Material for this exercise section start
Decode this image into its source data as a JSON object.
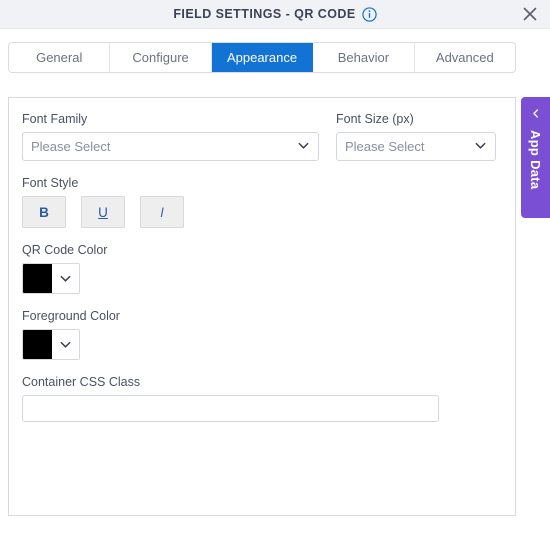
{
  "header": {
    "title": "FIELD SETTINGS - QR CODE",
    "info_icon": "info-circle-icon",
    "close_icon": "close-icon"
  },
  "tabs": [
    {
      "label": "General",
      "active": false
    },
    {
      "label": "Configure",
      "active": false
    },
    {
      "label": "Appearance",
      "active": true
    },
    {
      "label": "Behavior",
      "active": false
    },
    {
      "label": "Advanced",
      "active": false
    }
  ],
  "form": {
    "font_family": {
      "label": "Font Family",
      "value": "Please Select",
      "chevron_icon": "chevron-down-icon"
    },
    "font_size": {
      "label": "Font Size (px)",
      "value": "Please Select",
      "chevron_icon": "chevron-down-icon"
    },
    "font_style": {
      "label": "Font Style",
      "buttons": [
        {
          "label": "B",
          "name": "bold-button"
        },
        {
          "label": "U",
          "name": "underline-button"
        },
        {
          "label": "I",
          "name": "italic-button"
        }
      ]
    },
    "qr_code_color": {
      "label": "QR Code Color",
      "value": "#000000",
      "chevron_icon": "chevron-down-icon"
    },
    "foreground_color": {
      "label": "Foreground Color",
      "value": "#000000",
      "chevron_icon": "chevron-down-icon"
    },
    "container_css_class": {
      "label": "Container CSS Class",
      "value": "",
      "placeholder": ""
    }
  },
  "app_data_tab": {
    "label": "App Data",
    "chevron_icon": "chevron-left-icon",
    "color": "#7b4fd4"
  },
  "colors": {
    "accent": "#1273d4",
    "info": "#1273d4",
    "purple": "#7b4fd4"
  }
}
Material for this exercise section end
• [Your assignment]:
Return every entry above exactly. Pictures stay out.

• [Solution to this task]:
Decode this image into its source data as a JSON object.
{
  "header": {
    "title": "FIELD SETTINGS - QR CODE",
    "info_icon": "info-circle-icon",
    "close_icon": "close-icon"
  },
  "tabs": [
    {
      "label": "General",
      "active": false
    },
    {
      "label": "Configure",
      "active": false
    },
    {
      "label": "Appearance",
      "active": true
    },
    {
      "label": "Behavior",
      "active": false
    },
    {
      "label": "Advanced",
      "active": false
    }
  ],
  "form": {
    "font_family": {
      "label": "Font Family",
      "value": "Please Select",
      "chevron_icon": "chevron-down-icon"
    },
    "font_size": {
      "label": "Font Size (px)",
      "value": "Please Select",
      "chevron_icon": "chevron-down-icon"
    },
    "font_style": {
      "label": "Font Style",
      "buttons": [
        {
          "label": "B",
          "name": "bold-button"
        },
        {
          "label": "U",
          "name": "underline-button"
        },
        {
          "label": "I",
          "name": "italic-button"
        }
      ]
    },
    "qr_code_color": {
      "label": "QR Code Color",
      "value": "#000000",
      "chevron_icon": "chevron-down-icon"
    },
    "foreground_color": {
      "label": "Foreground Color",
      "value": "#000000",
      "chevron_icon": "chevron-down-icon"
    },
    "container_css_class": {
      "label": "Container CSS Class",
      "value": "",
      "placeholder": ""
    }
  },
  "app_data_tab": {
    "label": "App Data",
    "chevron_icon": "chevron-left-icon",
    "color": "#7b4fd4"
  },
  "colors": {
    "accent": "#1273d4",
    "info": "#1273d4",
    "purple": "#7b4fd4"
  }
}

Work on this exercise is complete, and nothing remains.